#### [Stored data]
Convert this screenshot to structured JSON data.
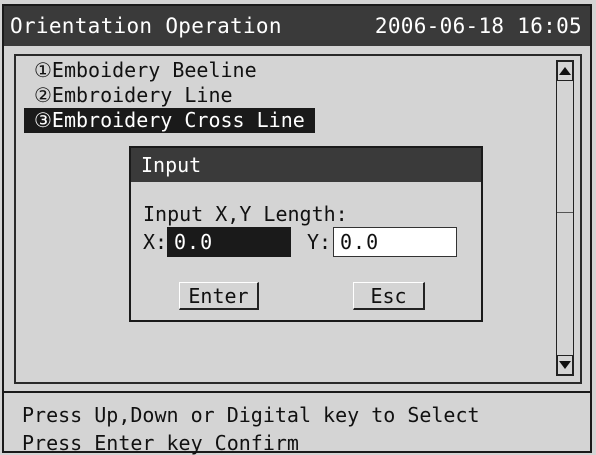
{
  "title": "Orientation Operation",
  "datetime": "2006-06-18 16:05",
  "list": {
    "items": [
      {
        "label": "①Emboidery Beeline",
        "selected": false
      },
      {
        "label": "②Embroidery Line",
        "selected": false
      },
      {
        "label": "③Embroidery Cross Line",
        "selected": true
      }
    ]
  },
  "dialog": {
    "title": "Input",
    "prompt": "Input X,Y Length:",
    "x_label": "X:",
    "x_value": "0.0",
    "y_label": "Y:",
    "y_value": "0.0",
    "enter_label": "Enter",
    "esc_label": "Esc"
  },
  "status": {
    "line1": "Press Up,Down or Digital key to  Select",
    "line2": "Press Enter key Confirm"
  },
  "colors": {
    "titlebar": "#3a3a3a",
    "selection": "#1a1a1a",
    "background": "#d4d4d4"
  }
}
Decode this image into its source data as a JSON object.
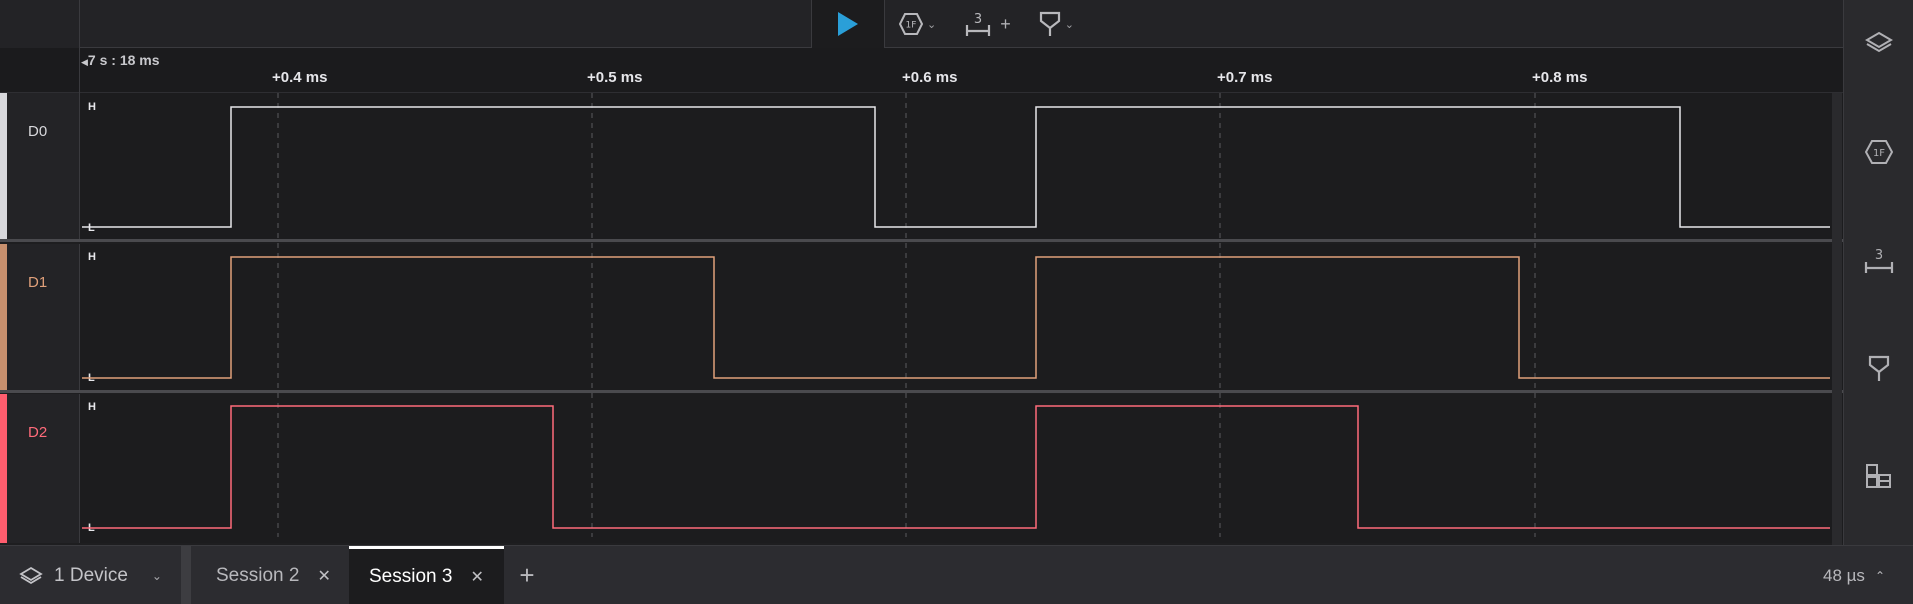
{
  "toolbar": {
    "play_icon": "play-icon",
    "analyzer_icon": "hex-1f-icon",
    "measure_icon": "measure-3-icon",
    "measure_number": "3",
    "measure_plus": "+",
    "marker_icon": "marker-pin-icon"
  },
  "ruler": {
    "origin": "7 s : 18 ms",
    "ticks": [
      {
        "label": "+0.4 ms"
      },
      {
        "label": "+0.5 ms"
      },
      {
        "label": "+0.6 ms"
      },
      {
        "label": "+0.7 ms"
      },
      {
        "label": "+0.8 ms"
      }
    ]
  },
  "channels": [
    {
      "name": "D0",
      "color": "#d8d8dc",
      "high": "H",
      "low": "L"
    },
    {
      "name": "D1",
      "color": "#e0a07a",
      "high": "H",
      "low": "L"
    },
    {
      "name": "D2",
      "color": "#ff6b7a",
      "high": "H",
      "low": "L"
    }
  ],
  "sidebar": {
    "items": [
      {
        "icon": "layers-icon"
      },
      {
        "icon": "hex-1f-icon"
      },
      {
        "icon": "measure-3-icon",
        "number": "3"
      },
      {
        "icon": "marker-pin-icon"
      },
      {
        "icon": "extensions-icon"
      }
    ]
  },
  "bottom": {
    "device_label": "1 Device",
    "tabs": [
      {
        "label": "Session 2",
        "active": false
      },
      {
        "label": "Session 3",
        "active": true
      }
    ],
    "add_tab": "+",
    "zoom": "48 µs"
  },
  "colors": {
    "accent_play": "#2a9fd8",
    "background": "#1c1c1e"
  }
}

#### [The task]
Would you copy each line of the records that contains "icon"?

#### [Expected answer]
    "play_icon": "play-icon",
    "analyzer_icon": "hex-1f-icon",
    "measure_icon": "measure-3-icon",
    "marker_icon": "marker-pin-icon"
        "icon": "layers-icon"
        "icon": "hex-1f-icon"
        "icon": "measure-3-icon",
        "icon": "marker-pin-icon"
        "icon": "extensions-icon"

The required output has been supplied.